WHAT TO WORK ON ▸ Search the entries below for "Disbursal", and copy each line where it appears.

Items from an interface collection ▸
··········

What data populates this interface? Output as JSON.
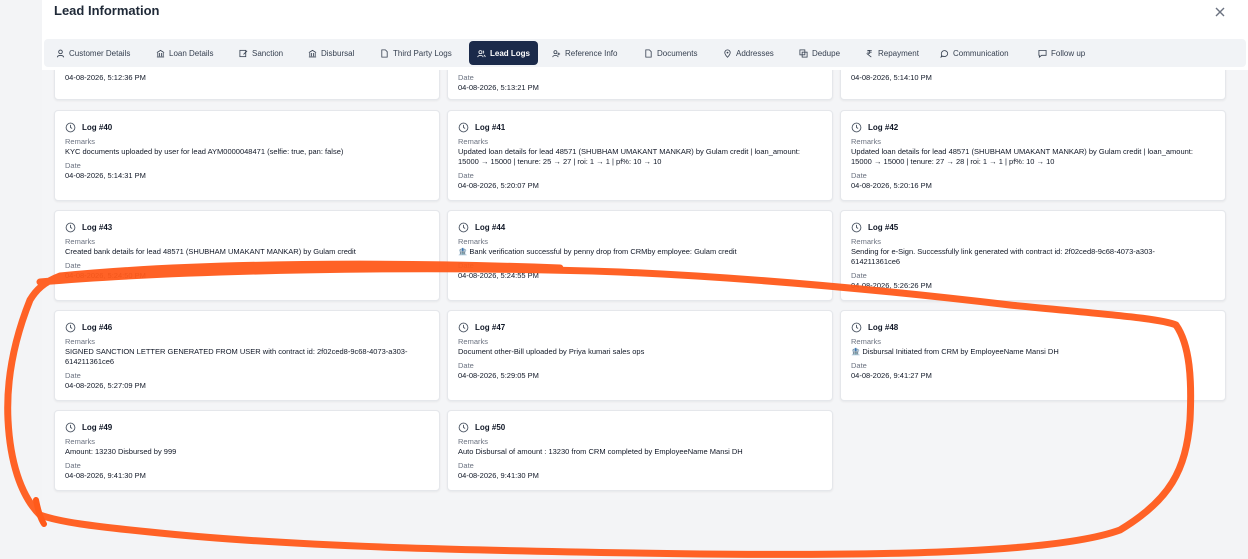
{
  "modal": {
    "title": "Lead Information",
    "close_icon": "close-icon"
  },
  "tabs": [
    {
      "label": "Customer Details",
      "icon": "user-icon"
    },
    {
      "label": "Loan Details",
      "icon": "bank-icon"
    },
    {
      "label": "Sanction",
      "icon": "edit-icon"
    },
    {
      "label": "Disbursal",
      "icon": "bank-icon"
    },
    {
      "label": "Third Party Logs",
      "icon": "file-icon"
    },
    {
      "label": "Lead Logs",
      "icon": "users-icon",
      "active": true
    },
    {
      "label": "Reference Info",
      "icon": "users-icon"
    },
    {
      "label": "Documents",
      "icon": "file-icon"
    },
    {
      "label": "Addresses",
      "icon": "pin-icon"
    },
    {
      "label": "Dedupe",
      "icon": "copy-icon"
    },
    {
      "label": "Repayment",
      "icon": "rupee-icon"
    },
    {
      "label": "Communication",
      "icon": "chat-icon"
    },
    {
      "label": "Follow up",
      "icon": "chat-icon"
    }
  ],
  "partial_top": [
    {
      "date": "04-08-2026, 5:12:36 PM"
    },
    {
      "date_label": "Date",
      "date": "04-08-2026, 5:13:21 PM"
    },
    {
      "date": "04-08-2026, 5:14:10 PM"
    }
  ],
  "labels": {
    "remarks": "Remarks",
    "date": "Date"
  },
  "logs": [
    {
      "title": "Log #40",
      "remarks": [
        "KYC documents uploaded by user for lead AYM0000048471 (selfie: true, pan: false)"
      ],
      "date": "04-08-2026, 5:14:31 PM"
    },
    {
      "title": "Log #41",
      "remarks": [
        "Updated loan details for lead 48571 (SHUBHAM UMAKANT MANKAR) by Gulam credit | loan_amount:",
        "15000 → 15000 | tenure: 25 → 27 | roi: 1 → 1 | pf%: 10 → 10"
      ],
      "date": "04-08-2026, 5:20:07 PM"
    },
    {
      "title": "Log #42",
      "remarks": [
        "Updated loan details for lead 48571 (SHUBHAM UMAKANT MANKAR) by Gulam credit | loan_amount:",
        "15000 → 15000 | tenure: 27 → 28 | roi: 1 → 1 | pf%: 10 → 10"
      ],
      "date": "04-08-2026, 5:20:16 PM"
    },
    {
      "title": "Log #43",
      "remarks": [
        "Created bank details for lead 48571 (SHUBHAM UMAKANT MANKAR) by Gulam credit"
      ],
      "date": "04-08-2026, 5:24:50 PM"
    },
    {
      "title": "Log #44",
      "remarks": [
        "🏦 Bank verification successful by penny drop from CRMby employee: Gulam credit"
      ],
      "date": "04-08-2026, 5:24:55 PM"
    },
    {
      "title": "Log #45",
      "remarks": [
        "Sending for e-Sign. Successfully link generated with contract id: 2f02ced8-9c68-4073-a303-",
        "614211361ce6"
      ],
      "date": "04-08-2026, 5:26:26 PM"
    },
    {
      "title": "Log #46",
      "remarks": [
        "SIGNED SANCTION LETTER GENERATED FROM USER with contract id: 2f02ced8-9c68-4073-a303-",
        "614211361ce6"
      ],
      "date": "04-08-2026, 5:27:09 PM"
    },
    {
      "title": "Log #47",
      "remarks": [
        "Document other-Bill uploaded by Priya kumari sales ops"
      ],
      "date": "04-08-2026, 5:29:05 PM"
    },
    {
      "title": "Log #48",
      "remarks": [
        "🏦 Disbursal Initiated from CRM by EmployeeName Mansi DH"
      ],
      "date": "04-08-2026, 9:41:27 PM"
    },
    {
      "title": "Log #49",
      "remarks": [
        "Amount: 13230 Disbursed by 999"
      ],
      "date": "04-08-2026, 9:41:30 PM"
    },
    {
      "title": "Log #50",
      "remarks": [
        "Auto Disbursal of amount : 13230 from CRM completed by EmployeeName Mansi DH"
      ],
      "date": "04-08-2026, 9:41:30 PM"
    }
  ],
  "annotation": {
    "color": "#ff5a1a"
  }
}
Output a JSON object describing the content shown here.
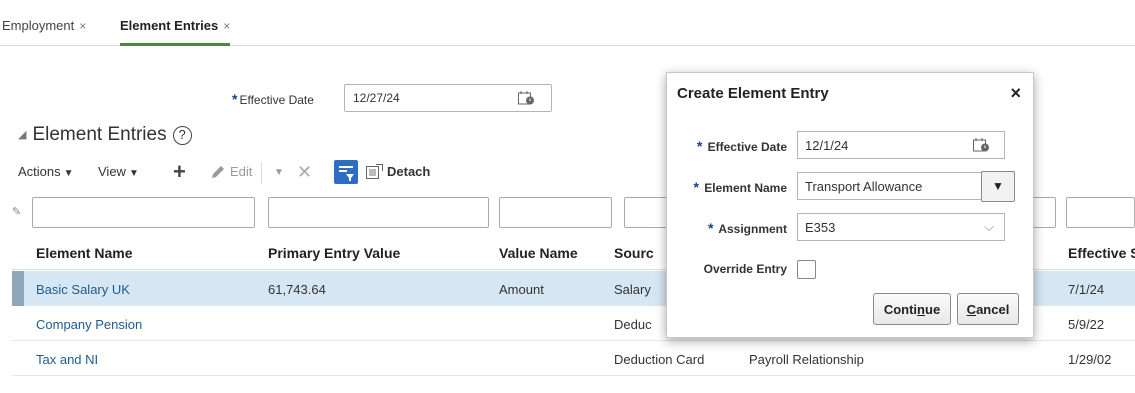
{
  "tabs": [
    {
      "label": "Employment",
      "close": "×"
    },
    {
      "label": "Element Entries",
      "close": "×"
    }
  ],
  "effective_date": {
    "required": "*",
    "label": "Effective Date",
    "value": "12/27/24"
  },
  "section": {
    "title": "Element Entries",
    "help": "?"
  },
  "toolbar": {
    "actions": "Actions",
    "view": "View",
    "edit": "Edit",
    "detach": "Detach",
    "caret": "▼",
    "plus": "+",
    "delete": "✕"
  },
  "table": {
    "columns": [
      "Element Name",
      "Primary Entry Value",
      "Value Name",
      "Sourc",
      "Effective S"
    ],
    "rows": [
      {
        "element_name": "Basic Salary UK",
        "primary_value": "61,743.64",
        "value_name": "Amount",
        "source": "Salary",
        "relationship": "",
        "effective": "7/1/24"
      },
      {
        "element_name": "Company Pension",
        "primary_value": "",
        "value_name": "",
        "source": "Deduc",
        "relationship": "",
        "effective": "5/9/22"
      },
      {
        "element_name": "Tax and NI",
        "primary_value": "",
        "value_name": "",
        "source": "Deduction Card",
        "relationship": "Payroll Relationship",
        "effective": "1/29/02"
      }
    ]
  },
  "dialog": {
    "title": "Create Element Entry",
    "close": "×",
    "effective_date_label": "Effective Date",
    "effective_date_value": "12/1/24",
    "element_name_label": "Element Name",
    "element_name_value": "Transport Allowance",
    "assignment_label": "Assignment",
    "assignment_value": "E353",
    "override_label": "Override Entry",
    "continue_pre": "Conti",
    "continue_u": "n",
    "continue_post": "ue",
    "cancel_u": "C",
    "cancel_post": "ancel",
    "required": "*",
    "chev": "⌵",
    "select_arrow": "▼"
  },
  "colors": {
    "accent": "#2e6dc4",
    "link": "#215c8e",
    "selected_row": "#d6e6f2",
    "required": "#1a3f8f"
  }
}
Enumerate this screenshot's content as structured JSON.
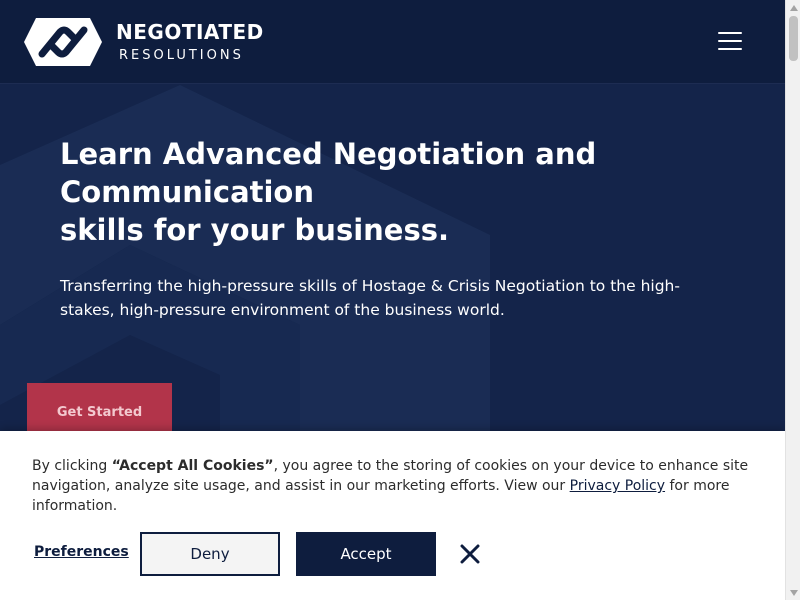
{
  "header": {
    "logo_title": "NEGOTIATED",
    "logo_subtitle": "RESOLUTIONS",
    "menu_icon": "hamburger-menu-icon"
  },
  "hero": {
    "title_lines": [
      "Learn Advanced Negotiation and",
      "Communication",
      "skills for your business."
    ],
    "subtitle": "Transferring the high-pressure skills of Hostage & Crisis Negotiation to the high-stakes, high-pressure environment of the business world.",
    "cta_label": "Get Started"
  },
  "cookie_banner": {
    "text_before": "By clicking ",
    "text_bold": "“Accept All Cookies”",
    "text_middle": ", you agree to the storing of cookies on your device to enhance site navigation, analyze site usage, and assist in our marketing efforts. View our ",
    "privacy_link": "Privacy Policy",
    "text_after": " for more information.",
    "preferences_label": "Preferences",
    "deny_label": "Deny",
    "accept_label": "Accept",
    "close_icon": "close-icon"
  },
  "colors": {
    "header_bg": "#0e1d3e",
    "hero_bg": "#14244a",
    "cta_bg": "#b2344a",
    "accent_navy": "#0e1d3e"
  }
}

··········

EXERCISE SOLUTION ▸
      "label": "Disbursal",
        "🏦 Disbursal Initiated from CRM by EmployeeName Mansi DH"
        "Auto Disbursal of amount : 13230 from CRM completed by EmployeeName Mansi DH"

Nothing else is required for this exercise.